“What would I be doing right now in some sister-life where I had stayed home?” Jenisha Watts, “I look at Breonna Taylor and see myself,” The Undefeated.com
Back when Jenisha Watts went to Bryan Station High School, they didn’t have a school newspaper. Still don’t, in fact. But she loved to read and she loved to write, a book lover in a family of athletes who figured out pretty early on that journalism would be her way out, out of her Winburn neighborhood, out of Lexington, a journey imagined by many high school students in small towns and accomplished by far fewer.
In her June essay on Breonna Taylor, Watts sees herself in the murdered woman, smart, Black, determined, and by merely better luck than Breonna had, alive. She wrote that essay for the Undefeated, the ESPN website where she worked until two weeks ago as culture editor. Today, she is a senior editor for special projects for The Atlantic, one of the oldest magazines in the U.S., and in recent years, one of the most dominant and influential in journalism.
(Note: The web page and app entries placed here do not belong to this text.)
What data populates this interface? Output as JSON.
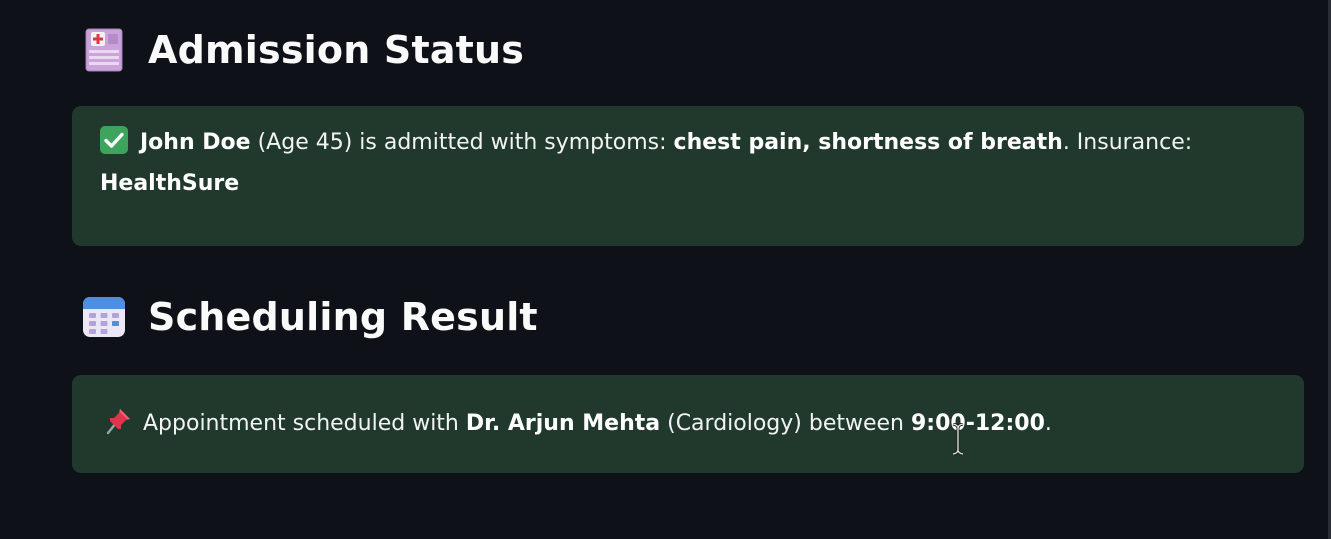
{
  "admission": {
    "heading": "Admission Status",
    "heading_icon": "hospital-icon",
    "status_icon": "check-mark-icon",
    "patient_name": "John Doe",
    "age_text": "(Age 45)",
    "mid_text": "is admitted with symptoms:",
    "symptoms": "chest pain, shortness of breath",
    "insurance_label": ". Insurance:",
    "insurance": "HealthSure",
    "colors": {
      "alert_background": "#21392c",
      "check_background": "#3da35d"
    }
  },
  "scheduling": {
    "heading": "Scheduling Result",
    "heading_icon": "calendar-icon",
    "status_icon": "pushpin-icon",
    "prefix_text": "Appointment scheduled with",
    "doctor": "Dr. Arjun Mehta",
    "department_text": "(Cardiology) between",
    "time_range": "9:00-12:00",
    "suffix": "."
  },
  "theme": {
    "page_background": "#0e1117",
    "text_color": "#fafafa"
  }
}
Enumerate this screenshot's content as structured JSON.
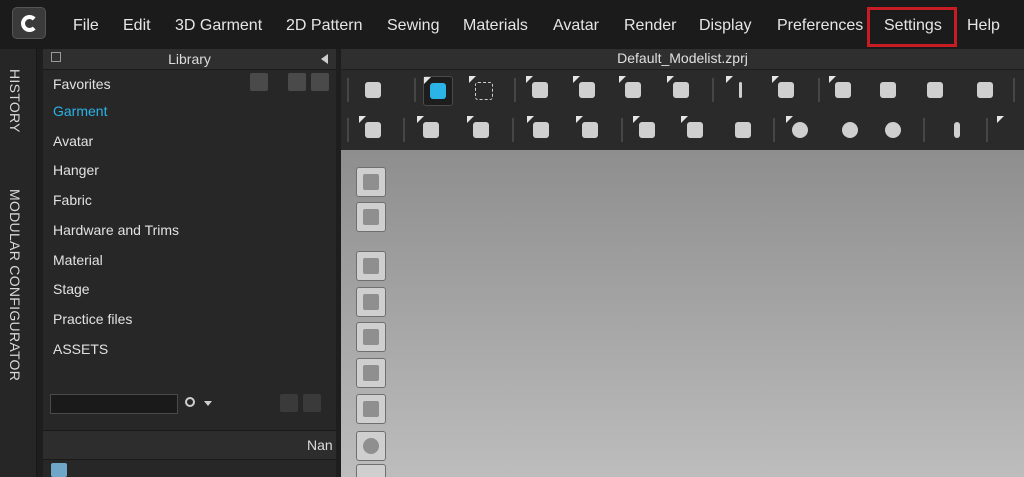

At age 35, the Bryan Station graduate is at the top of the charts in a career she chose in high school, and in a phone interview just a week before she got married, she sounded even a little conflicted about her star status.
“I think the thing is to keep having a heart in the right place, so you don’t become the story,” she said. “We do this because we want to celebrate stories, and not let it go to our heads.” But, she noted “it’s why I wanted to get into writing and editing — it’s liberating it is to be a black woman and shape how people view things.”
Because of a difficult home life, Watts mostly lived with her grandmother, Patricia Dishman, who emphasized education more than a life outside of Lexington. But for Watts the path was already clear.
“There was a spark about her,” said Regina Dills, who was a first year English teacher in 2001 when Watts took her class. She still teaches at the school. “She was a curious and driven about the world around her, but she was able to connect with people even when she was young.”
Watts went straight to the University of Kentucky to major in journalism. Although she didn’t feel particularly supported by the journalism department, she says, her ability to connect, to seek out the people who would help her, soon kicked in. She took a poetry class with Nikky Finney, who told her if she wanted to be a journalist, she had to read the works of Ida B. Wells, the 19th-century investigative journalist who battled sexism and racism even as she took on topics like lynching. She met UK law professor Melynda Price, who suggested books and articles, administrator Lisa Higgins-Hord, who helped her shape her public persona, early UK civil rights activists Bill Turner and Chester Grundy, who introduced her to more people in Lexington and beyond.
She even interned at the Herald-Leader. Her then-editor, Risa Richardson, recalled her being “so wide-eyed and inquisitive and hungry. She wanted to soak up all the information she could. She was willing to take any assignment.”
After graduation, her grandmother wanted her to stay on at the Herald-Leader and in Lexington, but Watts told her friends she was going to New York. An internship at Essence magazine turned into a freelance position, but the editors didn’t know she was still in Kentucky.
“They told me on a Wednesday I could start that Monday, so I bought a Greyhound ticket, packed three suitcases with a blow up mattress and my best outfits,” Watts said. “I was just thinking I’ll go to New York and stay for a month and then go back. The freelance gig kept extending … I never went home.”
Essence led to Time Inc. Books and People Magazine, then a stint at Columbia University to get her masters degree in journalism. She still remembers getting the acceptance letter, along with the bill for $1,000 to secure her place. “I was still a struggling journalist and I did not have the money, but my mentors gave me the money.”
She went to ESPN, then the Undefeated, and now the Atlantic. Oh, and she’s also working on a book, a biography of Charles Stevenson Wright, a Black novelist in New York. She just got married in Washington, D.C., where she now lives, last weekend.
Watts doesn’t get back to Lexington that much, but she understands that she’s a role model for other young Black women who want to make it as big as she has. A few days after we talked, she sent me an email because she couldn’t stop thinking about advice she would give.
“I’d also tell them that they ‘belong’ in any room and to borrow from Maya Angelou, ‘their crown has been bought and paid for,’” she wrote. “Don’t shrink. Have integrity and believe in you. Keep a tight circle who can always remind you who you are and why you are doing what you are doing. BECAUSE There will be a lot of days when you question yourself, wish you had a different family background and would likely threaten to quit … but those are the moments when you are really close to that thing you wanted and you realize why a positive tribe is a life line. Just keep reading, keep believing and keep working. I promise it will pay off. I promise. Because if a girl with a funny name from Kentucky can work at some of the best journalism publications… it’s so cliche … but it’s possible for you too.”